TASK REQUIREMENTS: The answer must consist of each line below that holds the word "solarfarma", copied as it stands.
BEGIN DATA
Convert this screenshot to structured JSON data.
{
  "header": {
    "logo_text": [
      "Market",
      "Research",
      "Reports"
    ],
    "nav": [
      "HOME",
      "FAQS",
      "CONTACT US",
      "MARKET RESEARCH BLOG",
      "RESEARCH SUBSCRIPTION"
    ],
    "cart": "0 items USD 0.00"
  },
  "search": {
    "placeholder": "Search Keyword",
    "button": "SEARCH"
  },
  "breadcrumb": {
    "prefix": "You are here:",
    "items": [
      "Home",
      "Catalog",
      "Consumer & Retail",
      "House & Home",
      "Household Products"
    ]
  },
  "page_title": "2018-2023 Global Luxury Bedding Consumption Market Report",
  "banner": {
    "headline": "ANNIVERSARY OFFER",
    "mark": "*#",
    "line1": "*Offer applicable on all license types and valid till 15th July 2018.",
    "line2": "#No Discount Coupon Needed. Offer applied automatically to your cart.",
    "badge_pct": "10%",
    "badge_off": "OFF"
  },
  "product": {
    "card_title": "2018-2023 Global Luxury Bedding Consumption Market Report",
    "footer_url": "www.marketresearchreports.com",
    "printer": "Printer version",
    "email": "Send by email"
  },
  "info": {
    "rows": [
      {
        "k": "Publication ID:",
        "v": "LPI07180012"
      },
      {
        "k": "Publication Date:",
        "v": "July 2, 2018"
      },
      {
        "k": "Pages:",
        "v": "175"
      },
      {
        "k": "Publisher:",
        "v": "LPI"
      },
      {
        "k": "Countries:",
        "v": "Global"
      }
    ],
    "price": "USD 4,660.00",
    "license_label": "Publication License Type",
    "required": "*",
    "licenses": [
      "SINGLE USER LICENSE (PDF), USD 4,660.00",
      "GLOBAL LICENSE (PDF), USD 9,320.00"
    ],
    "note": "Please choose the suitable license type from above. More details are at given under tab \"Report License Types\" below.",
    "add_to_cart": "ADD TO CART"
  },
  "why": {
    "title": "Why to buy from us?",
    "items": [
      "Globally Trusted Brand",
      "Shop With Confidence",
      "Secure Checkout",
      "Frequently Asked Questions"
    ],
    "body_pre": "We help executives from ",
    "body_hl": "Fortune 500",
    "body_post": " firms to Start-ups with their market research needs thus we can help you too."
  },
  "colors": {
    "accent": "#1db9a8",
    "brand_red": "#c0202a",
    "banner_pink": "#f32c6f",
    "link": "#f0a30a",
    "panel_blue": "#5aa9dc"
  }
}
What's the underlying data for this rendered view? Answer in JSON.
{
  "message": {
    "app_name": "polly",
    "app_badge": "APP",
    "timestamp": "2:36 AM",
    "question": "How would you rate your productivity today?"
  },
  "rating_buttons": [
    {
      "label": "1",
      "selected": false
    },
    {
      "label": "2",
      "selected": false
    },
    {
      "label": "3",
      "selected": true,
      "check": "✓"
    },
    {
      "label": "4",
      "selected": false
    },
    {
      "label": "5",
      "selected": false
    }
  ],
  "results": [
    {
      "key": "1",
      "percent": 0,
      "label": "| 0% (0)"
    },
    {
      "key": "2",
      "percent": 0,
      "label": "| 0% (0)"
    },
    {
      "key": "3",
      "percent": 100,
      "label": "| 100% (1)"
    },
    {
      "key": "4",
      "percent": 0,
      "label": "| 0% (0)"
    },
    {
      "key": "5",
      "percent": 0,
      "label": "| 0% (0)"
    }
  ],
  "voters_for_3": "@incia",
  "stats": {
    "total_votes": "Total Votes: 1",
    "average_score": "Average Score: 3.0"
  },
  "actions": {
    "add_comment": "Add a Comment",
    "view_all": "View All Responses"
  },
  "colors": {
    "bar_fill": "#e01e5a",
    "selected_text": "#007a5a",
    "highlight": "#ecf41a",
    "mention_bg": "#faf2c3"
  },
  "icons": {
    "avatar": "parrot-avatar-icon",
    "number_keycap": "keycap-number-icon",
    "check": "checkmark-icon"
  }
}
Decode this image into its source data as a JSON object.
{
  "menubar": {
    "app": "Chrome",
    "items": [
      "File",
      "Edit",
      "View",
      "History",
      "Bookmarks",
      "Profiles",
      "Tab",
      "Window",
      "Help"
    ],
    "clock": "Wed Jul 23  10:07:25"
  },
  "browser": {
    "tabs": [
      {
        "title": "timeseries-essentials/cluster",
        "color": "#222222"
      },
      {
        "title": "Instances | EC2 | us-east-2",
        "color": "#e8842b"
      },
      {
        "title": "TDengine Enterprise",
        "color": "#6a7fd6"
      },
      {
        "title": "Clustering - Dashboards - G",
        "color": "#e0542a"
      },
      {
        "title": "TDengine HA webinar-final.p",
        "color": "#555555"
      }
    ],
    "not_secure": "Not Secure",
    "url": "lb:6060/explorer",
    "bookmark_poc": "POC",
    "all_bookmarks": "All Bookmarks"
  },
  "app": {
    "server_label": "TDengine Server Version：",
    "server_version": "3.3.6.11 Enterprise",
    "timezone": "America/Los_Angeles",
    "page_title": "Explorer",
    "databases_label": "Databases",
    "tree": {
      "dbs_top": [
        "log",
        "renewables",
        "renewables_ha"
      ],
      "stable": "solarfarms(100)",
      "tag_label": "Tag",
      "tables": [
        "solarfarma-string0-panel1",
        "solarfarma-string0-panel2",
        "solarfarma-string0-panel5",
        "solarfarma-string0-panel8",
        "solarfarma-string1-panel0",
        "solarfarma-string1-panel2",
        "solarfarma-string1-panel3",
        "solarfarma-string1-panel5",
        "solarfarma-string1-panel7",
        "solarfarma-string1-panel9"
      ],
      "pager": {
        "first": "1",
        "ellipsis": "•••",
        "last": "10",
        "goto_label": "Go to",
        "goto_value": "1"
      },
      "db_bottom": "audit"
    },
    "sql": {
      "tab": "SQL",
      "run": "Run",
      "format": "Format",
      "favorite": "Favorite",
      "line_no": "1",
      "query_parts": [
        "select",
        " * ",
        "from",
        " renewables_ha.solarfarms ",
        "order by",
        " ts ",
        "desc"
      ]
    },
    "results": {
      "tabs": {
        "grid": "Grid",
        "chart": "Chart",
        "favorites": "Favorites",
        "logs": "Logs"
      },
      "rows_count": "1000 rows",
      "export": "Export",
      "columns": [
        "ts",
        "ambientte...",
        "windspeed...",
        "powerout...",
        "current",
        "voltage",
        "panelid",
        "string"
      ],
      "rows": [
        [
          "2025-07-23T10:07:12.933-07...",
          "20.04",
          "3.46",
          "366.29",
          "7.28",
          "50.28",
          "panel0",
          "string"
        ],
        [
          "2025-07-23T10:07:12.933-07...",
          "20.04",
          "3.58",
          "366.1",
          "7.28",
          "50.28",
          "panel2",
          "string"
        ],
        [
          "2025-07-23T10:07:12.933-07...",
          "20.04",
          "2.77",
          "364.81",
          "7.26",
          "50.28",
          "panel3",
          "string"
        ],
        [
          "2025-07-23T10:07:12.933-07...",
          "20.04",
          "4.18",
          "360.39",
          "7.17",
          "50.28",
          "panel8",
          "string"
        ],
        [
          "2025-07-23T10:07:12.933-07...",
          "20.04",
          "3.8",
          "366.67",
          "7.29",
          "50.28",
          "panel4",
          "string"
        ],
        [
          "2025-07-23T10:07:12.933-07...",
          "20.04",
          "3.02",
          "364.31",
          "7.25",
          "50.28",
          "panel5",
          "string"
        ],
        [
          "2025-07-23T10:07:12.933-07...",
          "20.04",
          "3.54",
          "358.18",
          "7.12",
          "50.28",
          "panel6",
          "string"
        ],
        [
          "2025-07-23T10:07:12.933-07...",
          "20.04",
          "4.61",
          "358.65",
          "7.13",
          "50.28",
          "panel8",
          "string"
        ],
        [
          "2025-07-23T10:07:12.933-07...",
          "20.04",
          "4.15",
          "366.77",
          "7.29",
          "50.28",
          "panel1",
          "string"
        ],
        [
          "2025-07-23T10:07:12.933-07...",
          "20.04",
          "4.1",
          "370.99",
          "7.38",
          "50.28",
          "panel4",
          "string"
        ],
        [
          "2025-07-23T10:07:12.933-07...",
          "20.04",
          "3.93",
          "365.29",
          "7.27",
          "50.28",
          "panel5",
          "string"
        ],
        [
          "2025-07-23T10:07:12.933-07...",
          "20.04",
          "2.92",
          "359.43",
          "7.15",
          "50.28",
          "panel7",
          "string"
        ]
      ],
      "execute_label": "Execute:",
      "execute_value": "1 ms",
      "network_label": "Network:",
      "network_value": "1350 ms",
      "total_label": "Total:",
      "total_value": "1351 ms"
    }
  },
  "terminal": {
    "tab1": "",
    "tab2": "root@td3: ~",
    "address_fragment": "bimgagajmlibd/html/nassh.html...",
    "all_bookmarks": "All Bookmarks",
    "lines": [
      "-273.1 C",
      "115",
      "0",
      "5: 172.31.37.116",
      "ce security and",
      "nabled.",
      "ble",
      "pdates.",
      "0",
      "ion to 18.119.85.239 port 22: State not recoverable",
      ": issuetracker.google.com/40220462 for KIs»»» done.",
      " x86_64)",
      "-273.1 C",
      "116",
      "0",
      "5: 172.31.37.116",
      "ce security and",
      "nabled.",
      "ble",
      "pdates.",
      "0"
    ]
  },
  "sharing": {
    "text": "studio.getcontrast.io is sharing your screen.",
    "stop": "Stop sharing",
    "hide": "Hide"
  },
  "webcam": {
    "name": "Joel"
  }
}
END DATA
REPLY:
        "solarfarma-string0-panel1",
        "solarfarma-string0-panel2",
        "solarfarma-string0-panel5",
        "solarfarma-string0-panel8",
        "solarfarma-string1-panel0",
        "solarfarma-string1-panel2",
        "solarfarma-string1-panel3",
        "solarfarma-string1-panel5",
        "solarfarma-string1-panel7",
        "solarfarma-string1-panel9"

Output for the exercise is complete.